A century ago, the zhree landed on Earth to begin the colonization process. Though the alien race hoped to avoid bloodshed, communication barriers led to years of war with humankind before peace could finally be reached. With their superior technology and protective exocels, the zhree eventually prevailed. Now, a hundred years later, humans and zhree co-exist more or less peacefully, with willing humans incorporated into the zhree social structure – if not as equals, then still as valued members of society.
In return, the zhree have shared their advanced biotechnology with humans, so that they can go through the Hardening process to obtain exocels of their own. Donovan Reyes is one such “exo,” a soldier responsible for quelling outbreaks of the resistance group Sapience. When Donovan is captured by Sapience members, Earth’s fragile peace is threatened.

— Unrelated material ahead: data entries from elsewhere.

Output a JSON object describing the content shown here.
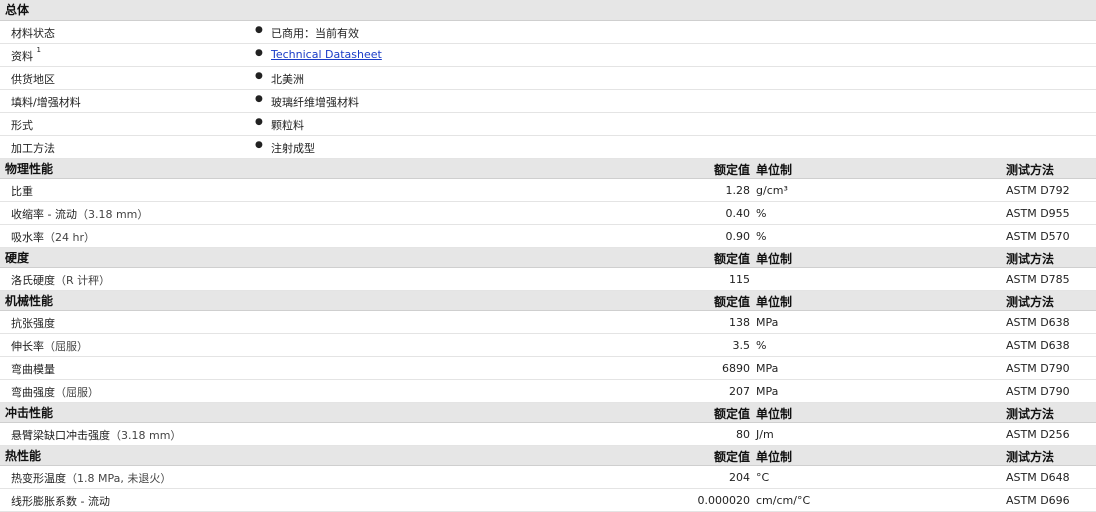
{
  "general": {
    "title": "总体",
    "rows": [
      {
        "label": "材料状态",
        "sup": "",
        "value": "已商用：当前有效",
        "link": false
      },
      {
        "label": "资料",
        "sup": "1",
        "value": "Technical Datasheet",
        "link": true
      },
      {
        "label": "供货地区",
        "sup": "",
        "value": "北美洲",
        "link": false
      },
      {
        "label": "填料/增强材料",
        "sup": "",
        "value": "玻璃纤维增强材料",
        "link": false
      },
      {
        "label": "形式",
        "sup": "",
        "value": "颗粒料",
        "link": false
      },
      {
        "label": "加工方法",
        "sup": "",
        "value": "注射成型",
        "link": false
      }
    ]
  },
  "headers": {
    "value": "额定值",
    "unit": "单位制",
    "method": "测试方法"
  },
  "sections": [
    {
      "title": "物理性能",
      "rows": [
        {
          "label": "比重",
          "cond": "",
          "value": "1.28",
          "unit": "g/cm³",
          "method": "ASTM D792"
        },
        {
          "label": "收缩率 - 流动",
          "cond": "（3.18 mm）",
          "value": "0.40",
          "unit": "%",
          "method": "ASTM D955"
        },
        {
          "label": "吸水率",
          "cond": "（24 hr）",
          "value": "0.90",
          "unit": "%",
          "method": "ASTM D570"
        }
      ]
    },
    {
      "title": "硬度",
      "rows": [
        {
          "label": "洛氏硬度",
          "cond": "（R 计秤）",
          "value": "115",
          "unit": "",
          "method": "ASTM D785"
        }
      ]
    },
    {
      "title": "机械性能",
      "rows": [
        {
          "label": "抗张强度",
          "cond": "",
          "value": "138",
          "unit": "MPa",
          "method": "ASTM D638"
        },
        {
          "label": "伸长率",
          "cond": "（屈服）",
          "value": "3.5",
          "unit": "%",
          "method": "ASTM D638"
        },
        {
          "label": "弯曲模量",
          "cond": "",
          "value": "6890",
          "unit": "MPa",
          "method": "ASTM D790"
        },
        {
          "label": "弯曲强度",
          "cond": "（屈服）",
          "value": "207",
          "unit": "MPa",
          "method": "ASTM D790"
        }
      ]
    },
    {
      "title": "冲击性能",
      "rows": [
        {
          "label": "悬臂梁缺口冲击强度",
          "cond": "（3.18 mm）",
          "value": "80",
          "unit": "J/m",
          "method": "ASTM D256"
        }
      ]
    },
    {
      "title": "热性能",
      "rows": [
        {
          "label": "热变形温度",
          "cond": "（1.8 MPa, 未退火）",
          "value": "204",
          "unit": "°C",
          "method": "ASTM D648"
        },
        {
          "label": "线形膨胀系数 - 流动",
          "cond": "",
          "value": "0.000020",
          "unit": "cm/cm/°C",
          "method": "ASTM D696"
        }
      ]
    }
  ]
}
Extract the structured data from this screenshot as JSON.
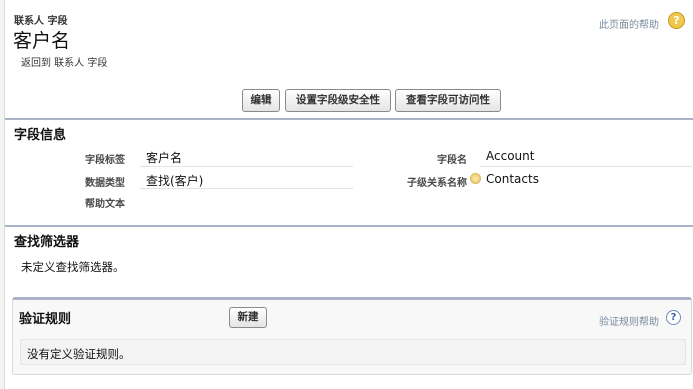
{
  "header": {
    "object_type": "联系人 字段",
    "title": "客户名",
    "back_link": "返回到 联系人 字段",
    "help_link": "此页面的帮助",
    "help_icon": "question-icon"
  },
  "toolbar": {
    "edit_label": "编辑",
    "security_label": "设置字段级安全性",
    "accessibility_label": "查看字段可访问性"
  },
  "field_info": {
    "section_title": "字段信息",
    "left": [
      {
        "label": "字段标签",
        "value": "客户名"
      },
      {
        "label": "数据类型",
        "value": "查找(客户)"
      },
      {
        "label": "帮助文本",
        "value": ""
      }
    ],
    "right": [
      {
        "label": "字段名",
        "value": "Account"
      },
      {
        "label": "子级关系名称",
        "value": "Contacts"
      }
    ]
  },
  "lookup_filter": {
    "section_title": "查找筛选器",
    "message": "未定义查找筛选器。"
  },
  "validation_rules": {
    "section_title": "验证规则",
    "new_label": "新建",
    "help_link": "验证规则帮助",
    "help_icon": "question-icon",
    "empty_message": "没有定义验证规则。"
  },
  "colors": {
    "section_rule": "#a9b3c5",
    "help_link": "#7a8a9c",
    "help_badge": "#f0c850"
  }
}
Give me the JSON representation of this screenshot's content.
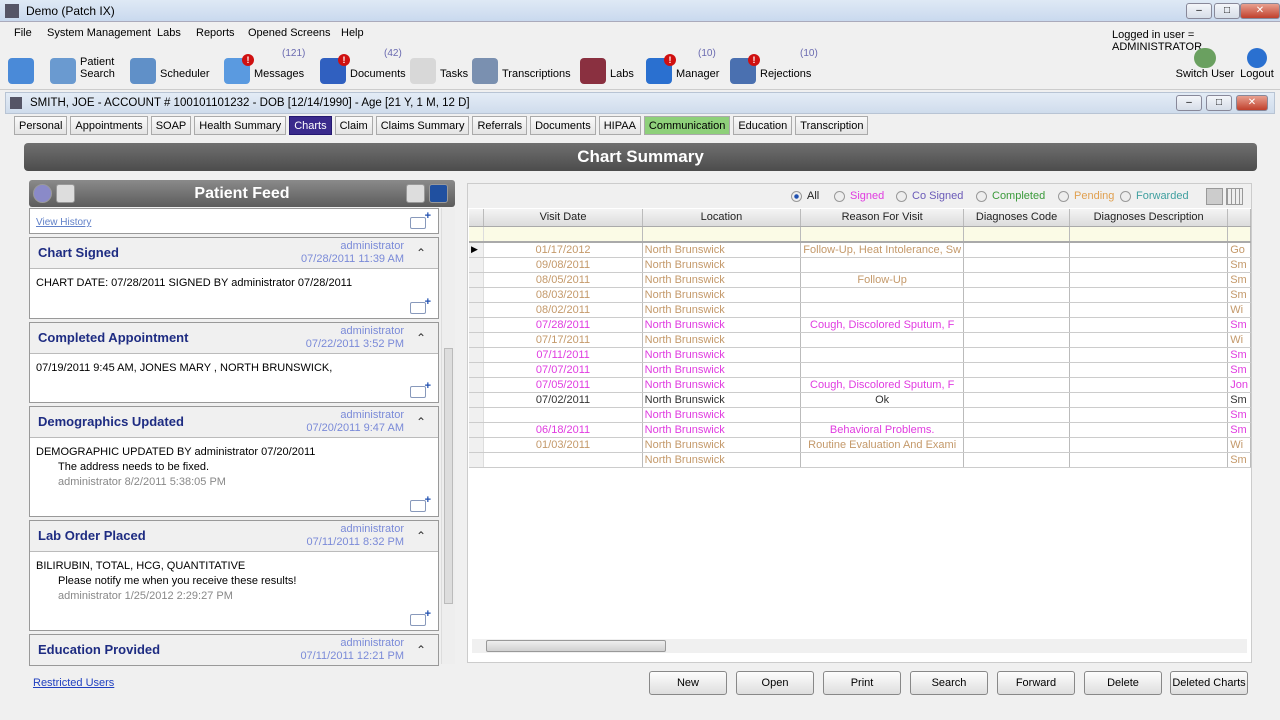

Fonda Lee’s Exo is the most enjoyable YA science fiction I’ve read in a while, in large part because of the way it subverts tropes of the genre. In spite of the aliens, the world of Exo isn’t that different from YA dystopias like The Hunger Games, where a populist rebellion is pitted against a more powerful and organized force. What’s different in Lee’s interpretation is that the “right” and “wrong” sides aren’t clearly defined, either for the characters or the reader. Donovan is convinced of the righteousness of zhree rule, even as Sapience rebels try to convince him otherwise. Sapience members are equally certain they’re right, and neither side can be convinced.
Lee’s innovations, coupled with expert pacing and readable prose, meant that I zoomed through Exo in just a few hours. The sequel, Cross Fire has just been released, and I can’t wait to find out what’s next.
A copy of this book was provided by the publisher for review.